### [Supplied material]
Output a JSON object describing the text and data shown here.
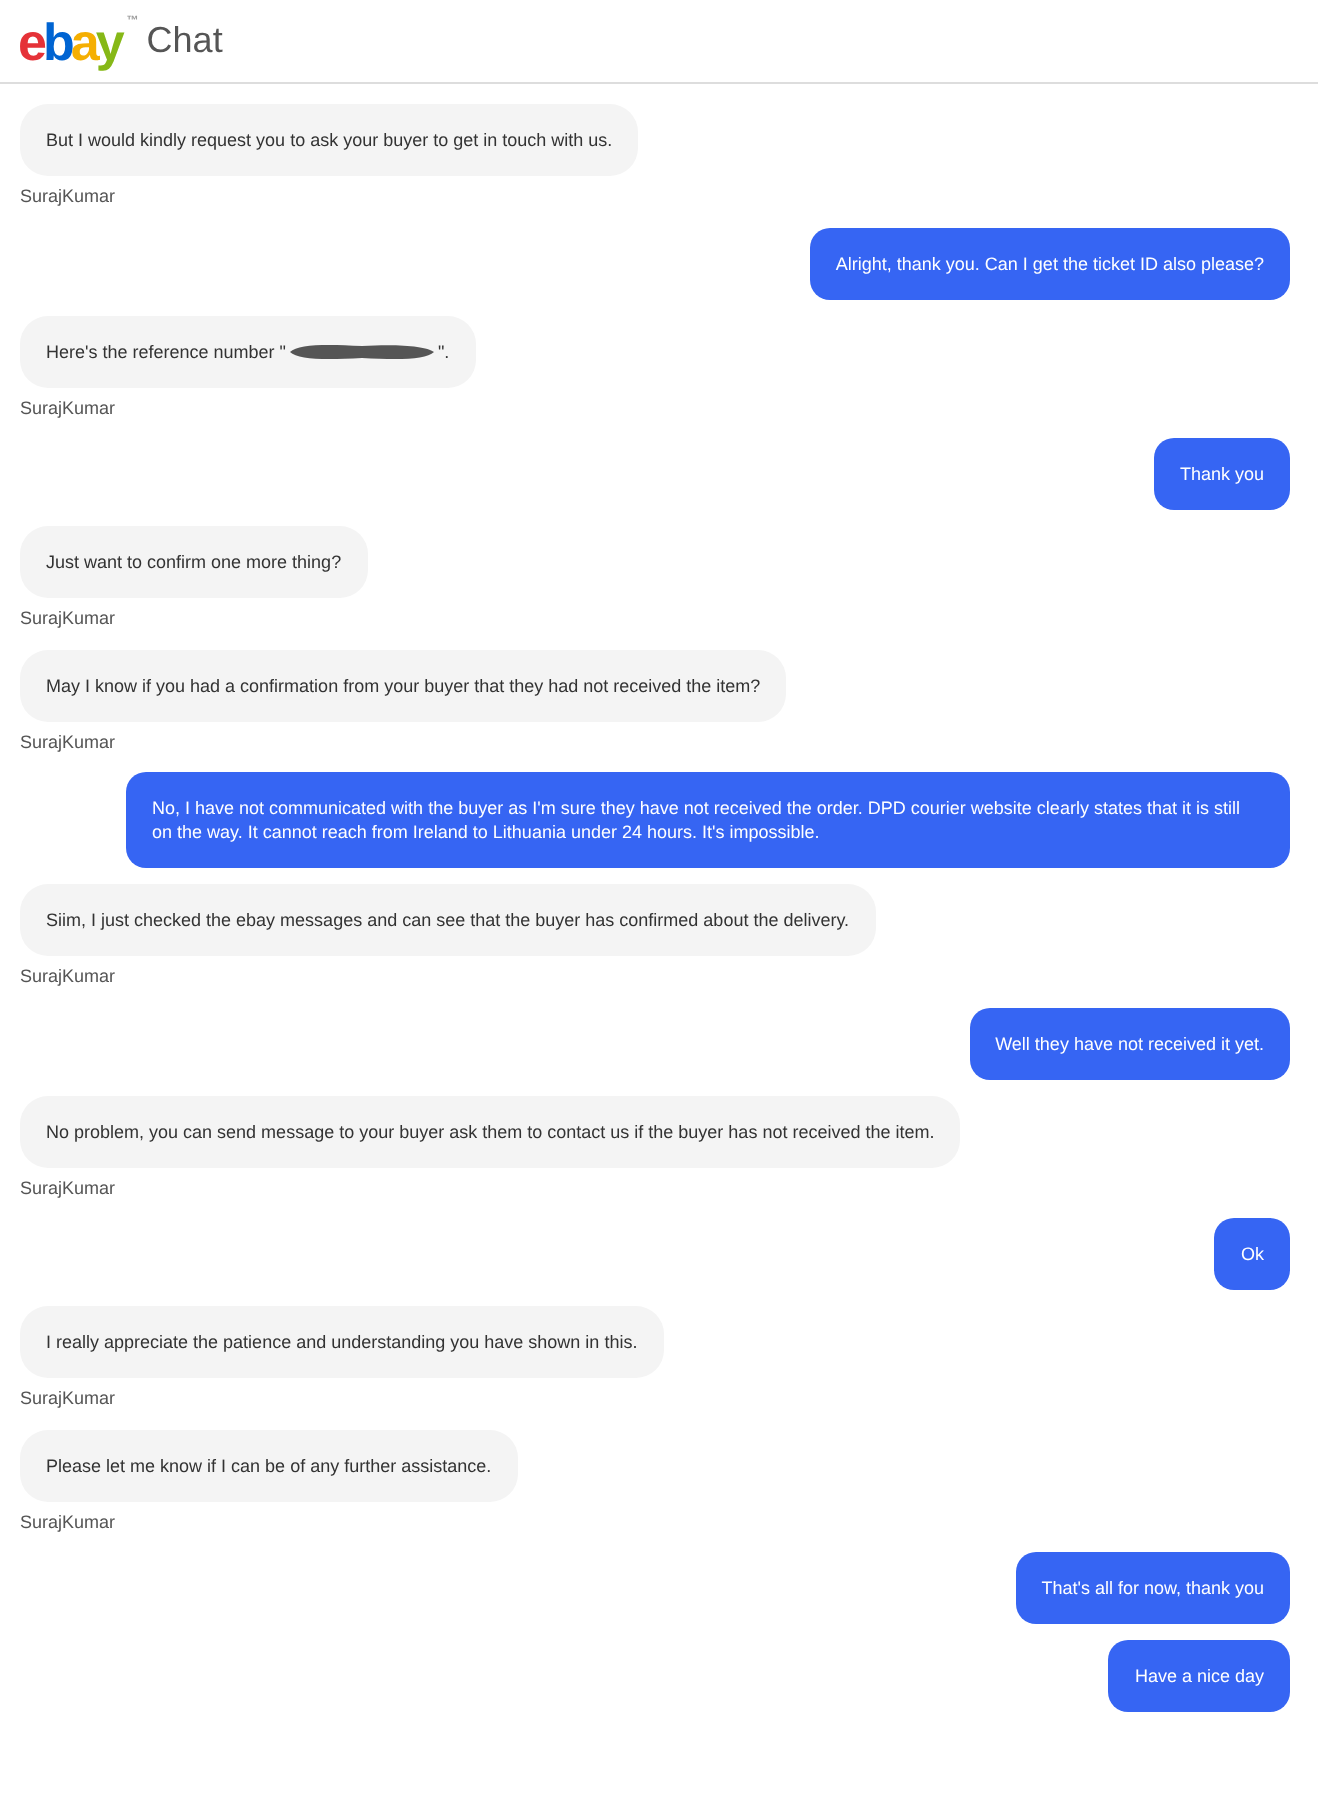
{
  "header": {
    "logo": [
      {
        "letter": "e",
        "color": "#e53238"
      },
      {
        "letter": "b",
        "color": "#0064d2"
      },
      {
        "letter": "a",
        "color": "#f5af02"
      },
      {
        "letter": "y",
        "color": "#86b817"
      }
    ],
    "trademark": "™",
    "title": "Chat"
  },
  "messages": [
    {
      "kind": "agent",
      "text": "But I would kindly request you to ask your buyer to get in touch with us.",
      "sender": "SurajKumar"
    },
    {
      "kind": "user",
      "text": "Alright, thank you. Can I get the ticket ID also please?"
    },
    {
      "kind": "agent",
      "text": "Here's the reference number \"",
      "redacted": true,
      "text_after": "\".",
      "sender": "SurajKumar"
    },
    {
      "kind": "user",
      "text": "Thank you"
    },
    {
      "kind": "agent",
      "text": "Just want to confirm one more thing?",
      "sender": "SurajKumar"
    },
    {
      "kind": "agent",
      "text": "May I know if you had a confirmation from your buyer that they had not received the item?",
      "sender": "SurajKumar"
    },
    {
      "kind": "user",
      "text": "No, I have not communicated with the buyer as I'm sure they have not received the order. DPD courier website clearly states that it is still on the way. It cannot reach from Ireland to Lithuania under 24 hours. It's impossible."
    },
    {
      "kind": "agent",
      "text": "Siim, I just checked the ebay messages and can see that the buyer has confirmed about the delivery.",
      "sender": "SurajKumar"
    },
    {
      "kind": "user",
      "text": "Well they have not received it yet."
    },
    {
      "kind": "agent",
      "text": "No problem, you can send message to your buyer ask them to contact us if the buyer has not received the item.",
      "sender": "SurajKumar"
    },
    {
      "kind": "user",
      "text": "Ok"
    },
    {
      "kind": "agent",
      "text": "I really appreciate the patience and understanding you have shown in this.",
      "sender": "SurajKumar"
    },
    {
      "kind": "agent",
      "text": "Please let me know if I can be of any further assistance.",
      "sender": "SurajKumar"
    },
    {
      "kind": "user",
      "text": "That's all for now, thank you"
    },
    {
      "kind": "user",
      "text": "Have a nice day"
    }
  ]
}
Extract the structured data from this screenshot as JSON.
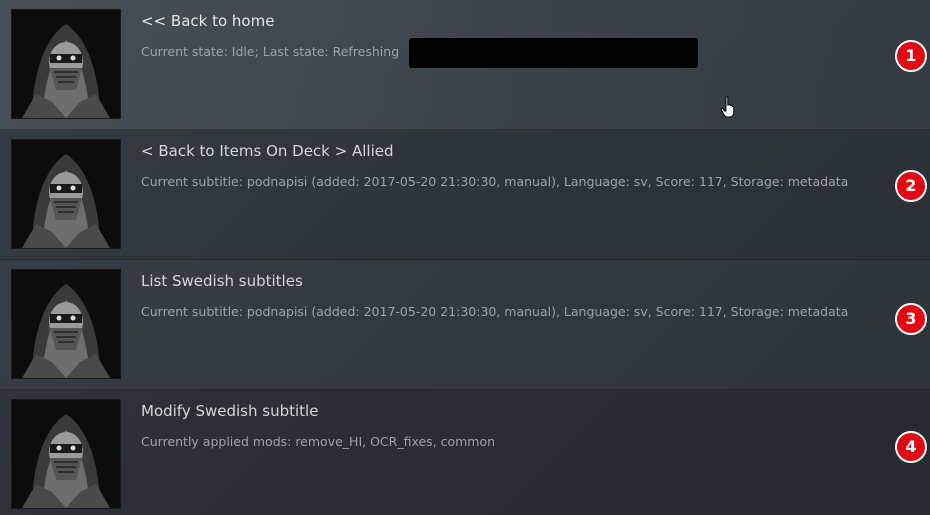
{
  "rows": [
    {
      "title": "<< Back to home",
      "subtitle": "Current state: Idle; Last state: Refreshing",
      "badge": "1"
    },
    {
      "title": "< Back to Items On Deck > Allied",
      "subtitle": "Current subtitle: podnapisi (added: 2017-05-20 21:30:30, manual), Language: sv, Score: 117, Storage: metadata",
      "badge": "2"
    },
    {
      "title": "List Swedish subtitles",
      "subtitle": "Current subtitle: podnapisi (added: 2017-05-20 21:30:30, manual), Language: sv, Score: 117, Storage: metadata",
      "badge": "3"
    },
    {
      "title": "Modify Swedish subtitle",
      "subtitle": "Currently applied mods: remove_HI, OCR_fixes, common",
      "badge": "4"
    }
  ],
  "colors": {
    "badge": "#e30613",
    "title": "#e6e6e6",
    "subtitle": "#9ea3aa"
  },
  "icons": {
    "thumbnail": "masked-ninja-poster",
    "cursor": "hand-pointer-cursor"
  }
}
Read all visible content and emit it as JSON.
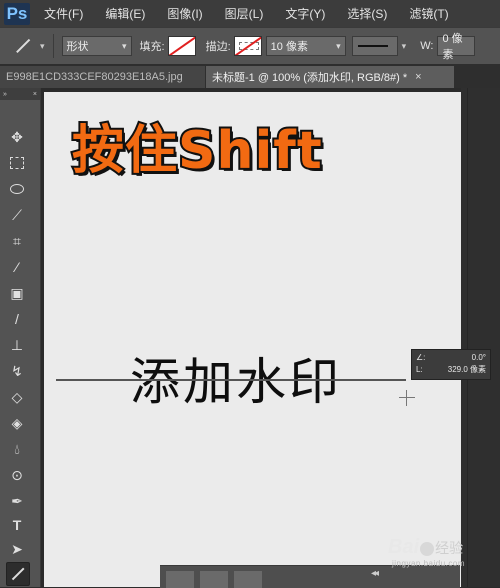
{
  "app": {
    "logo": "Ps"
  },
  "menu": [
    "文件(F)",
    "编辑(E)",
    "图像(I)",
    "图层(L)",
    "文字(Y)",
    "选择(S)",
    "滤镜(T)"
  ],
  "options": {
    "tool_mode": "形状",
    "fill_label": "填充:",
    "stroke_label": "描边:",
    "stroke_width": "10 像素",
    "width_label": "W:",
    "width_value": "0 像素"
  },
  "tabs": [
    {
      "label": "E998E1CD333CEF80293E18A5.jpg",
      "active": false
    },
    {
      "label": "未标题-1 @ 100% (添加水印, RGB/8#) *",
      "active": true,
      "close": "×"
    }
  ],
  "tools_panel": {
    "collapse": "»",
    "close": "×"
  },
  "canvas": {
    "title_text": "按住Shift",
    "watermark_text": "添加水印"
  },
  "measure_tooltip": {
    "angle_label": "∠:",
    "angle_value": "0.0°",
    "length_label": "L:",
    "length_value": "329.0 像素"
  },
  "collapse_arrows": "◂◂",
  "watermark_site": {
    "brand": "Bai",
    "brand2": "经验",
    "url": "jingyan.baidu.com"
  },
  "colors": {
    "accent_orange": "#f26a12",
    "fill_swatch_slash": "#e02020"
  }
}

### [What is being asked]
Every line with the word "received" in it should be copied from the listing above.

### [Reply]
      "text": "May I know if you had a confirmation from your buyer that they had not received the item?",
      "text": "No, I have not communicated with the buyer as I'm sure they have not received the order. DPD courier website clearly states that it is still on the way. It cannot reach from Ireland to Lithuania under 24 hours. It's impossible."
      "text": "Well they have not received it yet."
      "text": "No problem, you can send message to your buyer ask them to contact us if the buyer has not received the item.",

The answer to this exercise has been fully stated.